I've never heard of "wall, ceiling, floor". Or ever seen someone drag guides out like that. I mean, it makes sense, but seem like a lot of time dragging guides which aren't really necessary.
The methodology I've always used, which is basically the same thing without guides, is to merely place anchors at apogees and corners. After all, all those guides the "Dougster" is dragging out are merely there to mark the apogees and corners. You really don't need guides for corners, you can see them. Curve apogees don't have to be an exact science. As long as you are close to a curve's apogee you'll get a good path.
Overall though, I do use the same basic techniques, just without any guides . . . Holding Shift to pull smooth points at constrained angles.
What strikes me about the video is the smart guides will not snap
to a placed raster image like they are snapping in the video.

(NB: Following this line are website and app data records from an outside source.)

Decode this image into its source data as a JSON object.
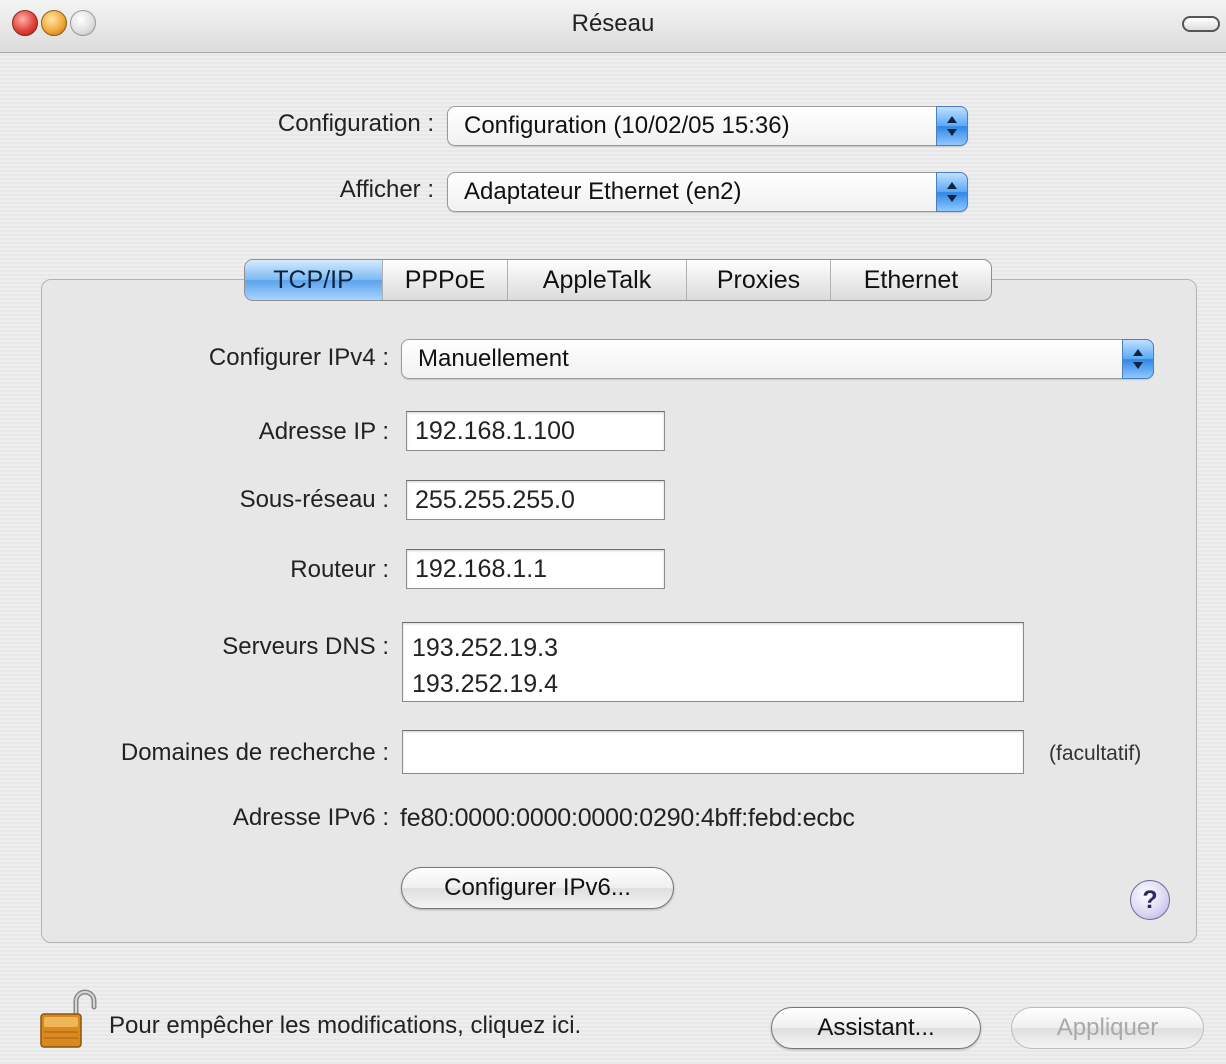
{
  "window": {
    "title": "Réseau"
  },
  "top": {
    "configuration": {
      "label": "Configuration :",
      "value": "Configuration (10/02/05 15:36)"
    },
    "afficher": {
      "label": "Afficher :",
      "value": "Adaptateur Ethernet (en2)"
    }
  },
  "tabs": [
    {
      "label": "TCP/IP",
      "active": true
    },
    {
      "label": "PPPoE",
      "active": false
    },
    {
      "label": "AppleTalk",
      "active": false
    },
    {
      "label": "Proxies",
      "active": false
    },
    {
      "label": "Ethernet",
      "active": false
    }
  ],
  "tcpip": {
    "configurer_ipv4": {
      "label": "Configurer IPv4 :",
      "value": "Manuellement"
    },
    "adresse_ip": {
      "label": "Adresse IP :",
      "value": "192.168.1.100"
    },
    "sous_reseau": {
      "label": "Sous-réseau :",
      "value": "255.255.255.0"
    },
    "routeur": {
      "label": "Routeur :",
      "value": "192.168.1.1"
    },
    "serveurs_dns": {
      "label": "Serveurs DNS :",
      "values": [
        "193.252.19.3",
        "193.252.19.4"
      ]
    },
    "domaines": {
      "label": "Domaines de recherche :",
      "value": "",
      "hint": "(facultatif)"
    },
    "ipv6": {
      "label": "Adresse IPv6 :",
      "value": "fe80:0000:0000:0000:0290:4bff:febd:ecbc"
    },
    "configurer_ipv6_button": "Configurer IPv6...",
    "help_button": "?"
  },
  "footer": {
    "lock_text": "Pour empêcher les modifications, cliquez ici.",
    "assistant_button": "Assistant...",
    "apply_button": "Appliquer"
  },
  "icons": {
    "close": "close-icon",
    "minimize": "minimize-icon",
    "zoom": "zoom-icon",
    "toolbar": "toolbar-toggle-icon",
    "lock": "padlock-open-icon",
    "help": "help-icon"
  },
  "colors": {
    "accent": "#5aa3ec",
    "close_light": "#e0443a",
    "minimize_light": "#f2a93b",
    "help_tint": "#b5aee0"
  }
}
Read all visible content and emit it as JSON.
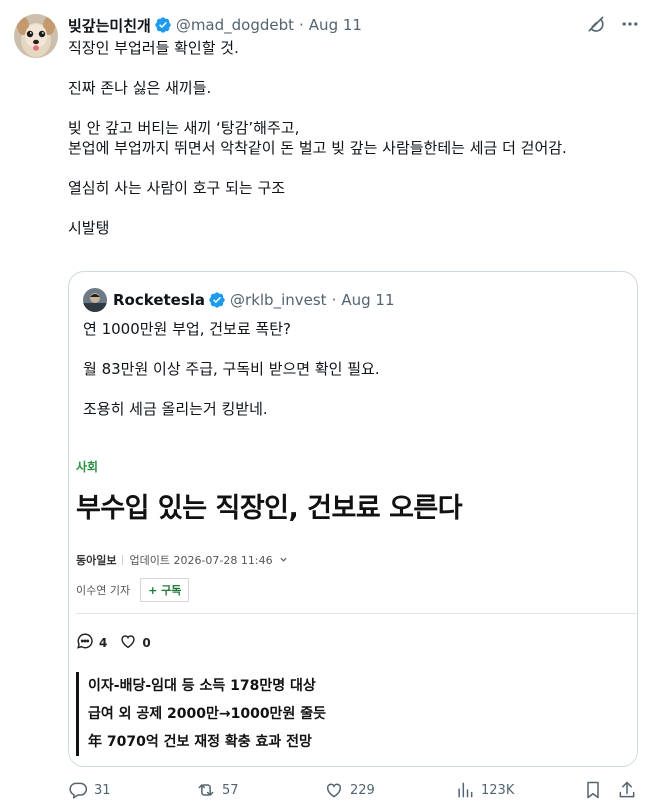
{
  "tweet": {
    "display_name": "빚갚는미친개",
    "handle": "@mad_dogdebt",
    "date": "Aug 11",
    "body_lines": [
      "직장인 부업러들 확인할 것.",
      "",
      "진짜 존나 싫은 새끼들.",
      "",
      "빚 안 갚고 버티는 새끼 ‘탕감’해주고,",
      "본업에 부업까지 뛰면서 악착같이 돈 벌고 빚 갚는 사람들한테는 세금 더 걷어감.",
      "",
      "열심히 사는 사람이 호구 되는 구조",
      "",
      "시발탱"
    ]
  },
  "quoted": {
    "display_name": "Rocketesla",
    "handle": "@rklb_invest",
    "date": "Aug 11",
    "body_lines": [
      "연 1000만원 부업, 건보료 폭탄?",
      "",
      "월 83만원 이상 주급, 구독비 받으면 확인 필요.",
      "",
      "조용히 세금 올리는거 킹받네."
    ],
    "article": {
      "section": "사회",
      "headline": "부수입 있는 직장인, 건보료 오른다",
      "publisher": "동아일보",
      "updated": "업데이트 2026-07-28 11:46",
      "reporter": "이수연 기자",
      "subscribe": "+ 구독",
      "comments": "4",
      "likes": "0",
      "summary": [
        "이자-배당-임대 등 소득 178만명 대상",
        "급여 외 공제 2000만→1000만원 줄듯",
        "年 7070억 건보 재정 확충 효과 전망"
      ]
    }
  },
  "actions": {
    "replies": "31",
    "reposts": "57",
    "likes": "229",
    "views": "123K"
  },
  "colors": {
    "verified": "#1d9bf0",
    "muted": "#536471",
    "border": "#cfd9de",
    "section_green": "#2a8f45"
  }
}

In order
for the snapping to take place and use it to your advantage, that screened back
letterform must already be vector in nature. So essentially the
video is tracing a vector glyph to make another identical vector
glyph on top of it. I supposed it's okay to show the technique. I wonder how many
would struggle with the fact that guides aren't snapping like they do
in the video though? Without the snapping a user will have to eyeball where the apogees and corners are in order to place guides on them... so why not eyeball it while drawing rather than eyeballing it while dragging guides? I'm probably digressing too much :)